  • The vSANS instrument
    Credit: Fran Webber/NIST

    It takes a big instrument to see tiny things. Custom designed and built at NIST, the very small angle neutron scattering (vSANS) instrument is a new addition at the NIST Center for Neutron Research (NCNR). At the NCNR, industry researchers harness the capabilities of neutrons to study and improve products from jet fuel to shampoo.

  • NIST engineer Rick Candell is seen monitoring the strength and clarity of a wireless signal run through a virtual factory environment (a graphic of which is seen on a monitor above Candell's head).
    Credit: ©Earl Zubkoff

    Using a novel testbed that recreates factory environments in the lab, NIST engineer Rick Candell helps “cut the cords” (and wires) from industrial communications networks by studying how different factory layouts affect wireless radio frequencies, and in turn, how this impacts factory performance.

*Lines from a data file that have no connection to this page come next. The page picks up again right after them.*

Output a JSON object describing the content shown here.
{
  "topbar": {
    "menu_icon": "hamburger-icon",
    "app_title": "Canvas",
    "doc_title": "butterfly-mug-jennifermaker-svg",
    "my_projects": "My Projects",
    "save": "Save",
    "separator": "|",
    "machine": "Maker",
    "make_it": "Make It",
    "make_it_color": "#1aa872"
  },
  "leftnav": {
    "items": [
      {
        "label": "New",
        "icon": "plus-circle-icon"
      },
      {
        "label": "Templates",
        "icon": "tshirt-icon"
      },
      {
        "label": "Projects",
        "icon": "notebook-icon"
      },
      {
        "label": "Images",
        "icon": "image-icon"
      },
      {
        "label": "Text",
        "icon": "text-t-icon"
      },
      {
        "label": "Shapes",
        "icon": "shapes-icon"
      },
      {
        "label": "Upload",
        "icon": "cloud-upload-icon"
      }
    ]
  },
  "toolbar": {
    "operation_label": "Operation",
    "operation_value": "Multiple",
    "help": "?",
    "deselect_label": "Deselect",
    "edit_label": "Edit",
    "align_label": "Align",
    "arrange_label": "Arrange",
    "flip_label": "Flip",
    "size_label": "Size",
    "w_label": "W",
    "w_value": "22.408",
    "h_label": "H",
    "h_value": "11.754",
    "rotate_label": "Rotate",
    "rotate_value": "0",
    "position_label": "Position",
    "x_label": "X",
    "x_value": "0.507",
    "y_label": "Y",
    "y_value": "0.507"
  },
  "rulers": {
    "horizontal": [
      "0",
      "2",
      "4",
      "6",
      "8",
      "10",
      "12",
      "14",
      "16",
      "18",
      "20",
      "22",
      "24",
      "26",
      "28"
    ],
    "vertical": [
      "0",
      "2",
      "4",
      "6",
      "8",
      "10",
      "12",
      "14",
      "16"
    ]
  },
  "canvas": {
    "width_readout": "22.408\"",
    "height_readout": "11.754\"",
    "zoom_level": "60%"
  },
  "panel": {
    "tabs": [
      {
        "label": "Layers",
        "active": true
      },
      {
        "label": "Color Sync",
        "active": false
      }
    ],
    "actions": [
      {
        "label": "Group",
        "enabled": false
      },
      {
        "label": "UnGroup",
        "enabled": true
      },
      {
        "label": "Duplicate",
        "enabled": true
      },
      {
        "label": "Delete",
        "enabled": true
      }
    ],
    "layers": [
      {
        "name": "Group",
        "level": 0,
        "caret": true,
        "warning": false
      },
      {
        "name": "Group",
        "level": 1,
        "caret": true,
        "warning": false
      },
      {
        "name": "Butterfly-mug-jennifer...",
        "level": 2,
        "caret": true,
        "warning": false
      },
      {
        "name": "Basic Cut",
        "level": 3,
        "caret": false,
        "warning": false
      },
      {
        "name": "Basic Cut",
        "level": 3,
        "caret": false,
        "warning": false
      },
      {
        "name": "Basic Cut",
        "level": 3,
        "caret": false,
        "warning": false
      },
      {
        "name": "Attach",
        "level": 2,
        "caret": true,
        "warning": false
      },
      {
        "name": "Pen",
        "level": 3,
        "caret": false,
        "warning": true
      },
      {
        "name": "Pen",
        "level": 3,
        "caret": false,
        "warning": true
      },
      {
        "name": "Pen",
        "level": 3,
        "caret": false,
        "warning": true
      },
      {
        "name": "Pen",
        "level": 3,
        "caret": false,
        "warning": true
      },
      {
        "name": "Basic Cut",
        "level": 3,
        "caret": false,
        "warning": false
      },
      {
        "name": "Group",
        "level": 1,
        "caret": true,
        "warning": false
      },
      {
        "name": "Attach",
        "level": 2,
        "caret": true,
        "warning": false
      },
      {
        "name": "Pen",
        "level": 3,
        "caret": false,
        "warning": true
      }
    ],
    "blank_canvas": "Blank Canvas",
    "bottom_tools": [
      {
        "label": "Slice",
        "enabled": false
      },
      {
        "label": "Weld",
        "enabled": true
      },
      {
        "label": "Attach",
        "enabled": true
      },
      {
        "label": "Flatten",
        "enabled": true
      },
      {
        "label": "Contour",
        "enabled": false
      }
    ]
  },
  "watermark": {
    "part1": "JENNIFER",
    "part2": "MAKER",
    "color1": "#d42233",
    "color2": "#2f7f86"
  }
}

  • Researcher John Bender setting up a laser table in a laboratory
    Credit: copyright Earl Zubkoff

    Manufacturers of therapeutic proteins for fighting diseases often freeze-dry their formulations to keep them stable. Creating formulations with good shelf-life requires years of research and is not always successful. NIST researchers are developing a laser-based method to rapidly evaluate candidate formulations. If successful, it could save companies many years of research and millions of dollars in testing costs. Here, NIST’s John Bender sets up a laser table to measure protein dynamics.   

  • Researchers wearing virtual reality headsets in the CAVE, with concrete particles on display
    Credit: copyright Earl Zubkoff

    To improve an age-old building material like concrete, you may need to look at it in a new way. NIST researchers are using a 3D visualization laboratory called the CAVE to study the flow of particles in a coaxial rheometer—a device that measures viscosity. This tool also helped NIST develop the first reference material manufacturers can use to calibrate rheometers designed for mortar or concrete based on modelling.

Created October 4, 2017, Updated June 11, 2018